Modern Forestry, a science introduced in America in the early 1900s, has one overriding purpose...to assure the recreational, wildlife, and resource benefits of the nation's vast woodlands to all generations. The finest hardwoods in the world are found in the lush forests of the Appalachian Mountains in the eastern United States. Bounding the contour of mountains from New York to Georgia, the region offers a near-perfect environment for hardwoods. Growing seasons and weather conditions are ideal. The soil is rich and under surpassed for tree development. More than 90% of the hardwood inventory in the United States is found in the East. Much of the finest timber in the world grows in the Appalachian Mountain region. The topography allows for near-perfect drainage from an optimum amount of rainfall. These conditions, coupled with skilled silvicultural techniques, result in timber of exceptional quality in the Appalachian region earning it the title, The Worlds's Choice!
Very heavy, hard and strong. Ring Porous. Vigorous grain design and texture. Heartwood decay resistant and impervious to liquids making it the only wood used for tifht cooperage. Golden brown to tan/white in color.
Common Uses: Fine Furniture, Unfinished Furniture, Flooring, Sub-flooring, Interior Trim, Cabinets, Handles, Boxes, Farm Implements, Boats, Ships, Barrels, Kegs, Casks.
Heavy, hard, strong, stiff, stable and has good shcok resistance. Extremely handsome grain pattern, sands and finishes beautifully. Takes paints and stains very well. Heartwood, deep chocolate brown; Sapwood, white to light tan.
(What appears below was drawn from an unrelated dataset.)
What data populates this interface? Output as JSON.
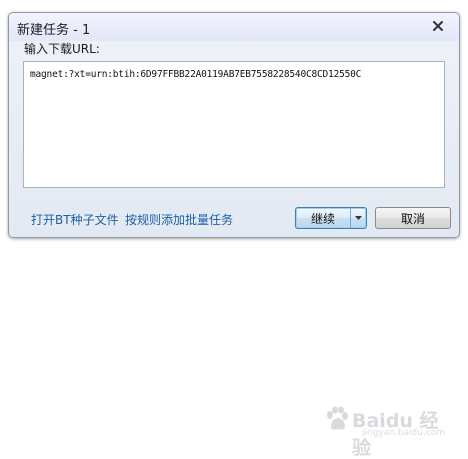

Common Uses: Furniture, Veneers, Unfinished Furniture, Interior Finishing, Cabinets, Novelties, Boxes, Crates, Ties, Pulpwood. Distilled to make acetic acid and wood alcohol.
Very heavy, hard and stiff. High wear and shock resistance. Robust grain pattern and texture, interesting knots and character marks in some cases. Reddish brown to golden tan and white in color. Sands and finishes well.
Common Uses: Fine & Unfinished Furniture, Flooring, Paneling, Interior Trim, Cabinets, Truck Bodies and Floors.. Very Porous. Great for Crossties, Mine Timebers, Posts.
Stiff, strong, stable, resistant to shock. Moderately hard and heavy. Bends and glues well. Long prized by wood workers for its vibrant swirling grain character and light to red-brown color, resulting in rich finishes. Diffuse Porous. Heartwood, light to dark, red; Sapwood, white.
Common Uses: Fine Furniture, Fine Veneer, Interior Trim, Paneling, Cabinets, Instrument Cases.
Heavy, strong, stiff, high resistance to shock and abrasive wear. Holds nails well. Glues, stains, turns, carves and polishes well. Straight grained, at times has curly, wavy or "bird's eyes" pattern. Porous, spring-wood evident. Heartwood, brown to light tan; Sapwood, white. Sands and finishes well.
Common Uses: Furniture, Interior Trim, Millwork, Handles, Paneling, Cabinets, Wooden-wear, Toys, Bowling Pins, Shoe Heels, Flooring-Truck Beds, Ballrooms, Skating Rinks, Bowling Alleys, Textile Plants and Other Floors.
Diffuse Porous, Light weight. Moderately stiff, relatively stable, easily worked. Open clear grain texture. Heart-wood, grenish yellow; Sapwood, white. Takes and holds paints and stains better than any other wood. Suited for stained interior wood trim and furniture.
Common Uses: Furniture, Veneer Cores, Paneling, Cabinets, Pattern Stock, Weathering-board, Siding, Interior Trim- window Sashes, Door Frames, Woodwork, Molding.